Goal of the exercise:
From the data that follows, copy every line with the string "chevron".

(Data records for software interfaces)
......
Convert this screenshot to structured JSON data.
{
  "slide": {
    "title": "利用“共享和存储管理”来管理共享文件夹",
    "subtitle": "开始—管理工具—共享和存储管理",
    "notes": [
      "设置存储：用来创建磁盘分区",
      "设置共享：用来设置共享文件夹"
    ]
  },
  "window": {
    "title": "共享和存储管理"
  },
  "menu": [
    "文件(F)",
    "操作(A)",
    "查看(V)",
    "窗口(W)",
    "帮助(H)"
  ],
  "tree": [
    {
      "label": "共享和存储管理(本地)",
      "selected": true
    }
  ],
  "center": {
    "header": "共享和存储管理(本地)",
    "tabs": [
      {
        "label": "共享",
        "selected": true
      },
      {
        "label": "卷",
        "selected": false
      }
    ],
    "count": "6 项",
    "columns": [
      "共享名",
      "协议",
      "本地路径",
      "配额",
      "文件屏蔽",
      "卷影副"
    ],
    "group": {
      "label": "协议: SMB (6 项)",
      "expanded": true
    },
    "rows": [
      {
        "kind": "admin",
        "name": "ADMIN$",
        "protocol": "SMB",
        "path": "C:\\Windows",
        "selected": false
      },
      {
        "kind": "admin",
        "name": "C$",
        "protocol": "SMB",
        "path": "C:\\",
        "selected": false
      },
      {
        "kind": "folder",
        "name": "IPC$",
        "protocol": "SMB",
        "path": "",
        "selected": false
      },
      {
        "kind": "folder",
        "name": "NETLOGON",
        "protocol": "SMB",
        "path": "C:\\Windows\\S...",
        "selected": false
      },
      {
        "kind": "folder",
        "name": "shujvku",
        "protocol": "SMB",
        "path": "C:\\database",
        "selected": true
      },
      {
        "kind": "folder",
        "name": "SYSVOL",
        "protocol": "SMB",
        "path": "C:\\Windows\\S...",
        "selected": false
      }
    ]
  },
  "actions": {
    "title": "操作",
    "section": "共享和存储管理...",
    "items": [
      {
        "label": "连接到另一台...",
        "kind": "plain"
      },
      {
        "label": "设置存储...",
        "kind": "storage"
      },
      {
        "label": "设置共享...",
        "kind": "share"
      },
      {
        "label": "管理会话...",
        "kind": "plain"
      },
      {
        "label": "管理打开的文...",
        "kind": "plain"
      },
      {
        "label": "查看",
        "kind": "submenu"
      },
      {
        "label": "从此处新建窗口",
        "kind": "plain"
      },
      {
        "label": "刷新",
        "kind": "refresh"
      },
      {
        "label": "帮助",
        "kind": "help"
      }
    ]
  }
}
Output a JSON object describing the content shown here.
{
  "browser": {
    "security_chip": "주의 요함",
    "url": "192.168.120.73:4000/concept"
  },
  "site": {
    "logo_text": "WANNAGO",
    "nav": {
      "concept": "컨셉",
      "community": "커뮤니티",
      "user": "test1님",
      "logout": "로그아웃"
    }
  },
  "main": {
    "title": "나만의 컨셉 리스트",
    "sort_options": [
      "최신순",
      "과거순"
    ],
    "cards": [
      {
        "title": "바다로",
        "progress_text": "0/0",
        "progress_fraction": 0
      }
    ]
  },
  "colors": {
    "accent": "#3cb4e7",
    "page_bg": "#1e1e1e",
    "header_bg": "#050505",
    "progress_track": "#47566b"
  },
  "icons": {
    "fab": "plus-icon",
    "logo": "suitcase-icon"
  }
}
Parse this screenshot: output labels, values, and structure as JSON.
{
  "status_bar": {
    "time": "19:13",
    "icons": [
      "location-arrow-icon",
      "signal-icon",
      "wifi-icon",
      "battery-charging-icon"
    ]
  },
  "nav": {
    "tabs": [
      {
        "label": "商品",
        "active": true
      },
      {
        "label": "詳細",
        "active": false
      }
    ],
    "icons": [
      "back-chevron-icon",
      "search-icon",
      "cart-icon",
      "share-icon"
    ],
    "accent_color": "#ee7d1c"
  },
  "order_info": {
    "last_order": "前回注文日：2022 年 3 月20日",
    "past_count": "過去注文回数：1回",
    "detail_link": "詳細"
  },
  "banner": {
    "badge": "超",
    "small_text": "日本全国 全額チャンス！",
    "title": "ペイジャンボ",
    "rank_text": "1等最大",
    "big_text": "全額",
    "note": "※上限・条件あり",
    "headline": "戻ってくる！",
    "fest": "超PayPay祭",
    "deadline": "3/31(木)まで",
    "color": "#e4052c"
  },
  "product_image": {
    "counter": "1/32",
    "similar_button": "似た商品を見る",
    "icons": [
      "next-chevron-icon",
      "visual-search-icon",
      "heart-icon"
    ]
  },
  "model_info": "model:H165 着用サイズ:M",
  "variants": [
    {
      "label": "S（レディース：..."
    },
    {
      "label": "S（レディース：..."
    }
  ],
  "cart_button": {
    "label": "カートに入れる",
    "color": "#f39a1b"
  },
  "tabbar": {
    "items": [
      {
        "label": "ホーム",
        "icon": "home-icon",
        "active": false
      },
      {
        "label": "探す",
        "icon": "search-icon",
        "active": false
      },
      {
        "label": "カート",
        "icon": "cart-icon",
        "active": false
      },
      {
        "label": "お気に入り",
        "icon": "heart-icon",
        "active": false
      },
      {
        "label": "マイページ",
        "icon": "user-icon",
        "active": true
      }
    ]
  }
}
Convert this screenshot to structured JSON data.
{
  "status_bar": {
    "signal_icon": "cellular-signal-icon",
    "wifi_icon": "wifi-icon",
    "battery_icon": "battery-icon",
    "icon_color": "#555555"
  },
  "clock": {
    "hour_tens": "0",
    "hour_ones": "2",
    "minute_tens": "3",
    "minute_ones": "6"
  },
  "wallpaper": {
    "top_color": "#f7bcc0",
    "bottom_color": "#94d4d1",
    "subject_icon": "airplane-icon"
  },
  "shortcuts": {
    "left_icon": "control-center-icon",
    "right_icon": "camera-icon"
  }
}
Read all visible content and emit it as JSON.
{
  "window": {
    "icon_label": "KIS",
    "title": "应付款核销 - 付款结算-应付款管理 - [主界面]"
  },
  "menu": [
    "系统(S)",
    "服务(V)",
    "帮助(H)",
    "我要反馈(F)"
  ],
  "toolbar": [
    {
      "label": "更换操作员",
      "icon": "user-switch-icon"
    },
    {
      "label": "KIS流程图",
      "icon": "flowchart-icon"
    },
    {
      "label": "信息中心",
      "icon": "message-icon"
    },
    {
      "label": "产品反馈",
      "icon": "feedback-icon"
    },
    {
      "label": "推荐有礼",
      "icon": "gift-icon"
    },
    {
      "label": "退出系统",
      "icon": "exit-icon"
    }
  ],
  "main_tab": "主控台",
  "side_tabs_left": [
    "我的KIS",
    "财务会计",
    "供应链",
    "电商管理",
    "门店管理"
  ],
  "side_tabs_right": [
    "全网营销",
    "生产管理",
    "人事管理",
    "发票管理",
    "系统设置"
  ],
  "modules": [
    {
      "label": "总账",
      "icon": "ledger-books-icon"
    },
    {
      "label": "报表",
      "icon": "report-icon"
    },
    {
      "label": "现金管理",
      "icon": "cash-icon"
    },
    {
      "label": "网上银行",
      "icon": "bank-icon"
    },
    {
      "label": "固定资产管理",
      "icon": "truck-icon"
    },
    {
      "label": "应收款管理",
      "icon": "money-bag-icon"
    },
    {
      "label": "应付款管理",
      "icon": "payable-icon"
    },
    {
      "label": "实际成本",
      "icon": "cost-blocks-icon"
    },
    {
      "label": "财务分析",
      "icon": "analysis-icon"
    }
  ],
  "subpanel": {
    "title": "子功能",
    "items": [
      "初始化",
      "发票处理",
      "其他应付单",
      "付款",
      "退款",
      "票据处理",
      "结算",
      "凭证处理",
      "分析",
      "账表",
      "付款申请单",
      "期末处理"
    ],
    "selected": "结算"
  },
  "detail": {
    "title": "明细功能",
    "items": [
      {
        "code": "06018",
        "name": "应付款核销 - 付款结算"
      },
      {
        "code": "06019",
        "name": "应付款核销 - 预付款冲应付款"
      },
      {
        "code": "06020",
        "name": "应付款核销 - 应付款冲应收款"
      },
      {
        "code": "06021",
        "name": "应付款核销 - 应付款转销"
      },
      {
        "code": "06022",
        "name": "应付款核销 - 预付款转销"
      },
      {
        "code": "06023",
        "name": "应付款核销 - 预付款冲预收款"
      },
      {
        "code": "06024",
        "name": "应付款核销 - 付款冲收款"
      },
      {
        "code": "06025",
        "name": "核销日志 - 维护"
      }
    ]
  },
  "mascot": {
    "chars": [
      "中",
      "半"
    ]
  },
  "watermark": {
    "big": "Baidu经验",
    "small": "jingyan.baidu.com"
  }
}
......
Exercise output:
      "back-chevron-icon",
      "next-chevron-icon",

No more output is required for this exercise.